Task data:

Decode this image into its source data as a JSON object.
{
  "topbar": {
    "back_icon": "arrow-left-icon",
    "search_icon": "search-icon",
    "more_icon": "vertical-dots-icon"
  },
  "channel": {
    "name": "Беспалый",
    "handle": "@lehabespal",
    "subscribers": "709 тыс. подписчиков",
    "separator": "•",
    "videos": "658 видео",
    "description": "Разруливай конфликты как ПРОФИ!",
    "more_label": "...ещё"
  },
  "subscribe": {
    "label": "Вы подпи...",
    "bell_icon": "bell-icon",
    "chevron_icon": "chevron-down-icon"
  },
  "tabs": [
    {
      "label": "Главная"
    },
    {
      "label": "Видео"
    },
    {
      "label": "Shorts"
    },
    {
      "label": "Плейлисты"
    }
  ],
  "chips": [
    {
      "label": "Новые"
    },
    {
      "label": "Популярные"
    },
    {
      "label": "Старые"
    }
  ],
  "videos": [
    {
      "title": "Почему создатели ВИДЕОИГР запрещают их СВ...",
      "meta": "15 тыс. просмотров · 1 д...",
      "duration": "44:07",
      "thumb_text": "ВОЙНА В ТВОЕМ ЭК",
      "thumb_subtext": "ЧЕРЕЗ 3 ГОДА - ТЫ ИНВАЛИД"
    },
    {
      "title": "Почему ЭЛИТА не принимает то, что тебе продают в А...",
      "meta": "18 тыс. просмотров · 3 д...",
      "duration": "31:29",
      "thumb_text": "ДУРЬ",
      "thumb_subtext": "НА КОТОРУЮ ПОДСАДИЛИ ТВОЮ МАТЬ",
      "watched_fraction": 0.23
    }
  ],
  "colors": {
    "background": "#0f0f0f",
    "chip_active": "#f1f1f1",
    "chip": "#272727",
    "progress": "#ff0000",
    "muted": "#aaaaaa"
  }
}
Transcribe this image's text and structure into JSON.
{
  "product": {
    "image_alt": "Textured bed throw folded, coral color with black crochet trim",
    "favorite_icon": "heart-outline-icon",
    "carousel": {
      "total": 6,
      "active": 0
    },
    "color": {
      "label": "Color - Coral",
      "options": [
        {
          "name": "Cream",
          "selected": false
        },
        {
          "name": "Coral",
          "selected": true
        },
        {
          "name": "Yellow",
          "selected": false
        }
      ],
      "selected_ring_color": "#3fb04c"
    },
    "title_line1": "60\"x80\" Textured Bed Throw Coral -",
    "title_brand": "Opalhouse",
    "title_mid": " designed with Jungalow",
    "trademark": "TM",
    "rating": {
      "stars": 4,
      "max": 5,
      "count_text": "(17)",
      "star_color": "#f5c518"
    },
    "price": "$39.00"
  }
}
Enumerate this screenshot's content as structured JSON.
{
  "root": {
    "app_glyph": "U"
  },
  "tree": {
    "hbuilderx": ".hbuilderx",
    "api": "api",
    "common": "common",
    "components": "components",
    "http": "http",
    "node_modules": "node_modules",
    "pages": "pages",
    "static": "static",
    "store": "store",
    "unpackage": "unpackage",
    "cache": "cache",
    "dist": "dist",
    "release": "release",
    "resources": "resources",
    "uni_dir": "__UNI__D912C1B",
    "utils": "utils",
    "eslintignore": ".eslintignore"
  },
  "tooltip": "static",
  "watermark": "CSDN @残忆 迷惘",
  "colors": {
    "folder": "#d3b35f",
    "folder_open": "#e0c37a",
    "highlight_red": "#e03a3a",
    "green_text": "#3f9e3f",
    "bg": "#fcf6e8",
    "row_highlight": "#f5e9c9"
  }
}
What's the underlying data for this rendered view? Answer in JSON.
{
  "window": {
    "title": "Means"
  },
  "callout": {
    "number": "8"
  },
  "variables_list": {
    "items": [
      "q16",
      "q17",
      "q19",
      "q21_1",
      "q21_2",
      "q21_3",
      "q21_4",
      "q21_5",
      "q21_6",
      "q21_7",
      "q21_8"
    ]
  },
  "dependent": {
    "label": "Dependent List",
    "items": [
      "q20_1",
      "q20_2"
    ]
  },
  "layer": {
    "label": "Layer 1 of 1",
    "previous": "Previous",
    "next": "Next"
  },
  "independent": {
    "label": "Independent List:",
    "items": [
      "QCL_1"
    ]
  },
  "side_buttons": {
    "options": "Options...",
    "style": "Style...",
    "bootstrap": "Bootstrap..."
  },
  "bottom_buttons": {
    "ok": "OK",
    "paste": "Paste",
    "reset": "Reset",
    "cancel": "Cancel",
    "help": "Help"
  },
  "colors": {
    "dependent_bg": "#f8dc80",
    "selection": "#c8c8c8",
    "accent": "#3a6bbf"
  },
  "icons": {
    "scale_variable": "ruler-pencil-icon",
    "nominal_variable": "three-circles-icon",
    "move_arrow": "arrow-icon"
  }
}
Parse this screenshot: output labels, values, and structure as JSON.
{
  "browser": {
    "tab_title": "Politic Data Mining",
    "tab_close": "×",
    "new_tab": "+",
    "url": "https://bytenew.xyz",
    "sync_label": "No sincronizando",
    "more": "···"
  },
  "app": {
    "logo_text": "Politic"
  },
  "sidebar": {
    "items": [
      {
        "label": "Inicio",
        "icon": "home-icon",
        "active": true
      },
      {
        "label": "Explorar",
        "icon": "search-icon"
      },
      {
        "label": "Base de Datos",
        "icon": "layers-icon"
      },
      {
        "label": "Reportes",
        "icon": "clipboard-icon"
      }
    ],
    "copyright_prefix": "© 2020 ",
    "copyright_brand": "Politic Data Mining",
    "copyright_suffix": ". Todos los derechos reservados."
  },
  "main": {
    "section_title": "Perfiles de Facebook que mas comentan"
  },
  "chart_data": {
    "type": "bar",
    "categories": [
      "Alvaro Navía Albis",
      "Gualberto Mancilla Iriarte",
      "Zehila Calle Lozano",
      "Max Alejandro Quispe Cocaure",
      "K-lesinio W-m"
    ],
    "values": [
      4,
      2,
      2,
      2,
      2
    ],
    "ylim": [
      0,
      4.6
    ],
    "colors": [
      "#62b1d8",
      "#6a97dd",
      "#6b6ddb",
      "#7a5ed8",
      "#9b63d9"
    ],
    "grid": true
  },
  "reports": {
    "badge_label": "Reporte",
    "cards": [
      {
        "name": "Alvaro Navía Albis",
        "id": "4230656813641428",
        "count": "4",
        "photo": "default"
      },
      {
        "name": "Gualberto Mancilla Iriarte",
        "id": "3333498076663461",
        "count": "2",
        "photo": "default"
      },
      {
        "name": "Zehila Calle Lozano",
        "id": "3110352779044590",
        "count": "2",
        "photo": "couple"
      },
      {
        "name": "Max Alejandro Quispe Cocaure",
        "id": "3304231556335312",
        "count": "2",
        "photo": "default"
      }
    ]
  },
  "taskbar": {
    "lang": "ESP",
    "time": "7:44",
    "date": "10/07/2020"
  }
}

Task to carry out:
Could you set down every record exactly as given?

Your solution:
Decode this image into its source data as a JSON object.
{
  "topbar": {
    "back_icon": "arrow-left-icon",
    "search_icon": "search-icon",
    "more_icon": "vertical-dots-icon"
  },
  "channel": {
    "name": "Беспалый",
    "handle": "@lehabespal",
    "subscribers": "709 тыс. подписчиков",
    "separator": "•",
    "videos": "658 видео",
    "description": "Разруливай конфликты как ПРОФИ!",
    "more_label": "...ещё"
  },
  "subscribe": {
    "label": "Вы подпи...",
    "bell_icon": "bell-icon",
    "chevron_icon": "chevron-down-icon"
  },
  "tabs": [
    {
      "label": "Главная"
    },
    {
      "label": "Видео"
    },
    {
      "label": "Shorts"
    },
    {
      "label": "Плейлисты"
    }
  ],
  "chips": [
    {
      "label": "Новые"
    },
    {
      "label": "Популярные"
    },
    {
      "label": "Старые"
    }
  ],
  "videos": [
    {
      "title": "Почему создатели ВИДЕОИГР запрещают их СВ...",
      "meta": "15 тыс. просмотров · 1 д...",
      "duration": "44:07",
      "thumb_text": "ВОЙНА В ТВОЕМ ЭК",
      "thumb_subtext": "ЧЕРЕЗ 3 ГОДА - ТЫ ИНВАЛИД"
    },
    {
      "title": "Почему ЭЛИТА не принимает то, что тебе продают в А...",
      "meta": "18 тыс. просмотров · 3 д...",
      "duration": "31:29",
      "thumb_text": "ДУРЬ",
      "thumb_subtext": "НА КОТОРУЮ ПОДСАДИЛИ ТВОЮ МАТЬ",
      "watched_fraction": 0.23
    }
  ],
  "colors": {
    "background": "#0f0f0f",
    "chip_active": "#f1f1f1",
    "chip": "#272727",
    "progress": "#ff0000",
    "muted": "#aaaaaa"
  }
}
Transcribe this image's text and structure into JSON.
{
  "product": {
    "image_alt": "Textured bed throw folded, coral color with black crochet trim",
    "favorite_icon": "heart-outline-icon",
    "carousel": {
      "total": 6,
      "active": 0
    },
    "color": {
      "label": "Color - Coral",
      "options": [
        {
          "name": "Cream",
          "selected": false
        },
        {
          "name": "Coral",
          "selected": true
        },
        {
          "name": "Yellow",
          "selected": false
        }
      ],
      "selected_ring_color": "#3fb04c"
    },
    "title_line1": "60\"x80\" Textured Bed Throw Coral -",
    "title_brand": "Opalhouse",
    "title_mid": " designed with Jungalow",
    "trademark": "TM",
    "rating": {
      "stars": 4,
      "max": 5,
      "count_text": "(17)",
      "star_color": "#f5c518"
    },
    "price": "$39.00"
  }
}
Enumerate this screenshot's content as structured JSON.
{
  "root": {
    "app_glyph": "U"
  },
  "tree": {
    "hbuilderx": ".hbuilderx",
    "api": "api",
    "common": "common",
    "components": "components",
    "http": "http",
    "node_modules": "node_modules",
    "pages": "pages",
    "static": "static",
    "store": "store",
    "unpackage": "unpackage",
    "cache": "cache",
    "dist": "dist",
    "release": "release",
    "resources": "resources",
    "uni_dir": "__UNI__D912C1B",
    "utils": "utils",
    "eslintignore": ".eslintignore"
  },
  "tooltip": "static",
  "watermark": "CSDN @残忆 迷惘",
  "colors": {
    "folder": "#d3b35f",
    "folder_open": "#e0c37a",
    "highlight_red": "#e03a3a",
    "green_text": "#3f9e3f",
    "bg": "#fcf6e8",
    "row_highlight": "#f5e9c9"
  }
}
What's the underlying data for this rendered view? Answer in JSON.
{
  "window": {
    "title": "Means"
  },
  "callout": {
    "number": "8"
  },
  "variables_list": {
    "items": [
      "q16",
      "q17",
      "q19",
      "q21_1",
      "q21_2",
      "q21_3",
      "q21_4",
      "q21_5",
      "q21_6",
      "q21_7",
      "q21_8"
    ]
  },
  "dependent": {
    "label": "Dependent List",
    "items": [
      "q20_1",
      "q20_2"
    ]
  },
  "layer": {
    "label": "Layer 1 of 1",
    "previous": "Previous",
    "next": "Next"
  },
  "independent": {
    "label": "Independent List:",
    "items": [
      "QCL_1"
    ]
  },
  "side_buttons": {
    "options": "Options...",
    "style": "Style...",
    "bootstrap": "Bootstrap..."
  },
  "bottom_buttons": {
    "ok": "OK",
    "paste": "Paste",
    "reset": "Reset",
    "cancel": "Cancel",
    "help": "Help"
  },
  "colors": {
    "dependent_bg": "#f8dc80",
    "selection": "#c8c8c8",
    "accent": "#3a6bbf"
  },
  "icons": {
    "scale_variable": "ruler-pencil-icon",
    "nominal_variable": "three-circles-icon",
    "move_arrow": "arrow-icon"
  }
}
Parse this screenshot: output labels, values, and structure as JSON.
{
  "browser": {
    "tab_title": "Politic Data Mining",
    "tab_close": "×",
    "new_tab": "+",
    "url": "https://bytenew.xyz",
    "sync_label": "No sincronizando",
    "more": "···"
  },
  "app": {
    "logo_text": "Politic"
  },
  "sidebar": {
    "items": [
      {
        "label": "Inicio",
        "icon": "home-icon",
        "active": true
      },
      {
        "label": "Explorar",
        "icon": "search-icon"
      },
      {
        "label": "Base de Datos",
        "icon": "layers-icon"
      },
      {
        "label": "Reportes",
        "icon": "clipboard-icon"
      }
    ],
    "copyright_prefix": "© 2020 ",
    "copyright_brand": "Politic Data Mining",
    "copyright_suffix": ". Todos los derechos reservados."
  },
  "main": {
    "section_title": "Perfiles de Facebook que mas comentan"
  },
  "chart_data": {
    "type": "bar",
    "categories": [
      "Alvaro Navía Albis",
      "Gualberto Mancilla Iriarte",
      "Zehila Calle Lozano",
      "Max Alejandro Quispe Cocaure",
      "K-lesinio W-m"
    ],
    "values": [
      4,
      2,
      2,
      2,
      2
    ],
    "ylim": [
      0,
      4.6
    ],
    "colors": [
      "#62b1d8",
      "#6a97dd",
      "#6b6ddb",
      "#7a5ed8",
      "#9b63d9"
    ],
    "grid": true
  },
  "reports": {
    "badge_label": "Reporte",
    "cards": [
      {
        "name": "Alvaro Navía Albis",
        "id": "4230656813641428",
        "count": "4",
        "photo": "default"
      },
      {
        "name": "Gualberto Mancilla Iriarte",
        "id": "3333498076663461",
        "count": "2",
        "photo": "default"
      },
      {
        "name": "Zehila Calle Lozano",
        "id": "3110352779044590",
        "count": "2",
        "photo": "couple"
      },
      {
        "name": "Max Alejandro Quispe Cocaure",
        "id": "3304231556335312",
        "count": "2",
        "photo": "default"
      }
    ]
  },
  "taskbar": {
    "lang": "ESP",
    "time": "7:44",
    "date": "10/07/2020"
  }
}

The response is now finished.